Information given section start

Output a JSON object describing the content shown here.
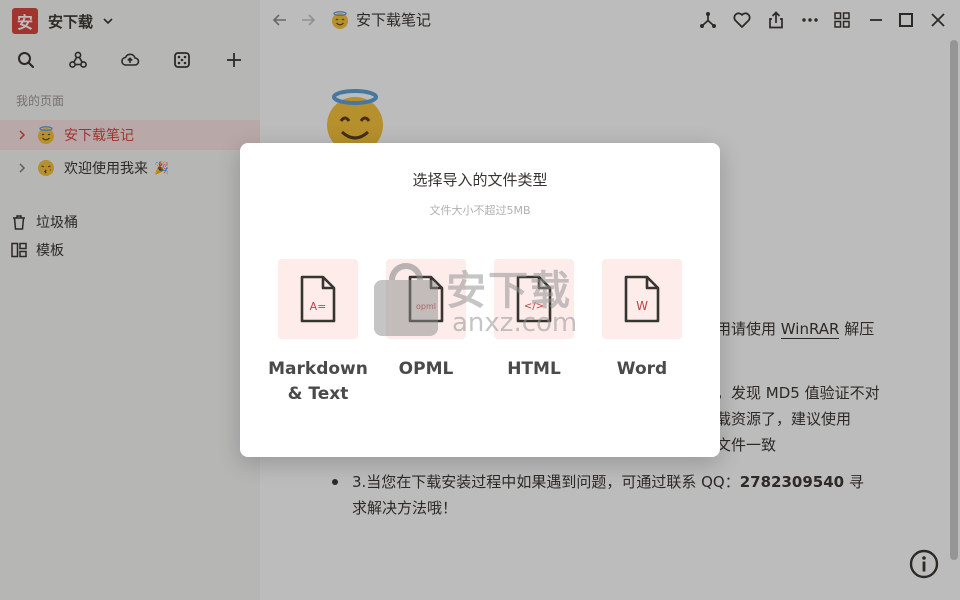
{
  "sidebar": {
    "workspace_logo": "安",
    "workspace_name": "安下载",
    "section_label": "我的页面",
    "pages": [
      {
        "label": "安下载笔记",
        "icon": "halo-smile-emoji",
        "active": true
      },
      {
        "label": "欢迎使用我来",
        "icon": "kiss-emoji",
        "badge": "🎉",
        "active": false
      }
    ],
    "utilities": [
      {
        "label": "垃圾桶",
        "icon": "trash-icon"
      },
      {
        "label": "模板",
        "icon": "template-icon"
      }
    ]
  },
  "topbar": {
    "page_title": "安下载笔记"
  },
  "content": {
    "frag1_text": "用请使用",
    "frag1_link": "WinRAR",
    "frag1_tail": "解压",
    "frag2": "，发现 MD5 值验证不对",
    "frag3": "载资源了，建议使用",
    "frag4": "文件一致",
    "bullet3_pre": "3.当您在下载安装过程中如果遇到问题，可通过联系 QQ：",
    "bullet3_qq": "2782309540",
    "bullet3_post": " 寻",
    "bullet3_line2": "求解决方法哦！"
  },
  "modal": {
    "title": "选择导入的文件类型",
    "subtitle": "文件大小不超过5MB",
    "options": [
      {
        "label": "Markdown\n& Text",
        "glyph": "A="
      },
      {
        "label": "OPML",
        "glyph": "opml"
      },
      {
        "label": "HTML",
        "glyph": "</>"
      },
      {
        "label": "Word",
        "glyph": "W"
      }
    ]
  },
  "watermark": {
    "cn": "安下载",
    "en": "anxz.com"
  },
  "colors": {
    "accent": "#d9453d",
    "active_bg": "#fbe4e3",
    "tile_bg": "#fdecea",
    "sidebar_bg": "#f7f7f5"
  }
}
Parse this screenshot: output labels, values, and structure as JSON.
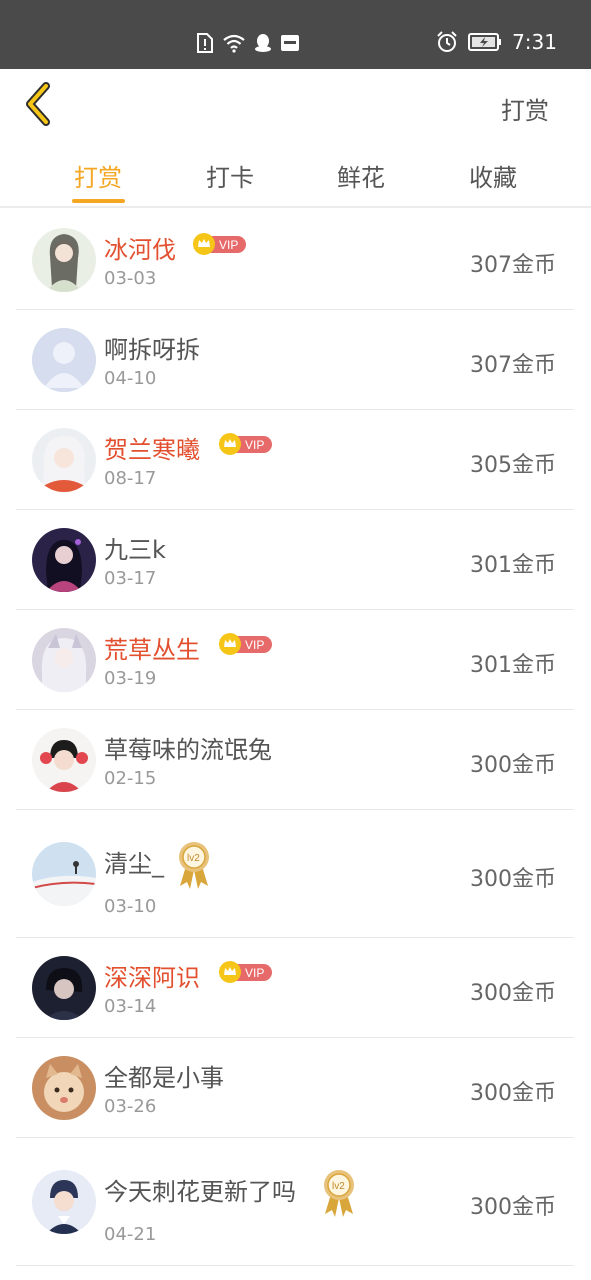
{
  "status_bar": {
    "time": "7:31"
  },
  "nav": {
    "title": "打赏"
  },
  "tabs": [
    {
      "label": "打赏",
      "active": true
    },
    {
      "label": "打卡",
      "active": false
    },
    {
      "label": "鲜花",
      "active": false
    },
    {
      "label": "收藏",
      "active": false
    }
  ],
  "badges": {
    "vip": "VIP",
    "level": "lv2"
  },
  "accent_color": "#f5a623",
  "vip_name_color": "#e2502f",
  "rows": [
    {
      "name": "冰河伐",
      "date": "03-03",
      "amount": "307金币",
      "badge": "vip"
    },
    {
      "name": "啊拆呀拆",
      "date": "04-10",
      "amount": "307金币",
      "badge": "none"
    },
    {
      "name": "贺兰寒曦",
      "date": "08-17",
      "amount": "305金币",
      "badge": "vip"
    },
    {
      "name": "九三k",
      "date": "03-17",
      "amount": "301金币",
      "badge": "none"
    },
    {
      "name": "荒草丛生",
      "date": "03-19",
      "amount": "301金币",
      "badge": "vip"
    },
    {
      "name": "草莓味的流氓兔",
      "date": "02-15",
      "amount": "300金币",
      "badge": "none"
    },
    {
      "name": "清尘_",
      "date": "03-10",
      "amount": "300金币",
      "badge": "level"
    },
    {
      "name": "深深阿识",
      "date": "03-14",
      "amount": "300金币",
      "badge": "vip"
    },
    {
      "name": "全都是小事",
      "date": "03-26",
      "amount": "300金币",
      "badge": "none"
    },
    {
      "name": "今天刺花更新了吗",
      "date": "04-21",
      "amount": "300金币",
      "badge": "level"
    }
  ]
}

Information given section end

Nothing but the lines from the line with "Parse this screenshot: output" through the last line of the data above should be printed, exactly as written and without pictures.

Parse this screenshot: output labels, values, and structure as JSON.
{
  "status_bar": {
    "time": "7:31"
  },
  "nav": {
    "title": "打赏"
  },
  "tabs": [
    {
      "label": "打赏",
      "active": true
    },
    {
      "label": "打卡",
      "active": false
    },
    {
      "label": "鲜花",
      "active": false
    },
    {
      "label": "收藏",
      "active": false
    }
  ],
  "badges": {
    "vip": "VIP",
    "level": "lv2"
  },
  "accent_color": "#f5a623",
  "vip_name_color": "#e2502f",
  "rows": [
    {
      "name": "冰河伐",
      "date": "03-03",
      "amount": "307金币",
      "badge": "vip"
    },
    {
      "name": "啊拆呀拆",
      "date": "04-10",
      "amount": "307金币",
      "badge": "none"
    },
    {
      "name": "贺兰寒曦",
      "date": "08-17",
      "amount": "305金币",
      "badge": "vip"
    },
    {
      "name": "九三k",
      "date": "03-17",
      "amount": "301金币",
      "badge": "none"
    },
    {
      "name": "荒草丛生",
      "date": "03-19",
      "amount": "301金币",
      "badge": "vip"
    },
    {
      "name": "草莓味的流氓兔",
      "date": "02-15",
      "amount": "300金币",
      "badge": "none"
    },
    {
      "name": "清尘_",
      "date": "03-10",
      "amount": "300金币",
      "badge": "level"
    },
    {
      "name": "深深阿识",
      "date": "03-14",
      "amount": "300金币",
      "badge": "vip"
    },
    {
      "name": "全都是小事",
      "date": "03-26",
      "amount": "300金币",
      "badge": "none"
    },
    {
      "name": "今天刺花更新了吗",
      "date": "04-21",
      "amount": "300金币",
      "badge": "level"
    }
  ]
}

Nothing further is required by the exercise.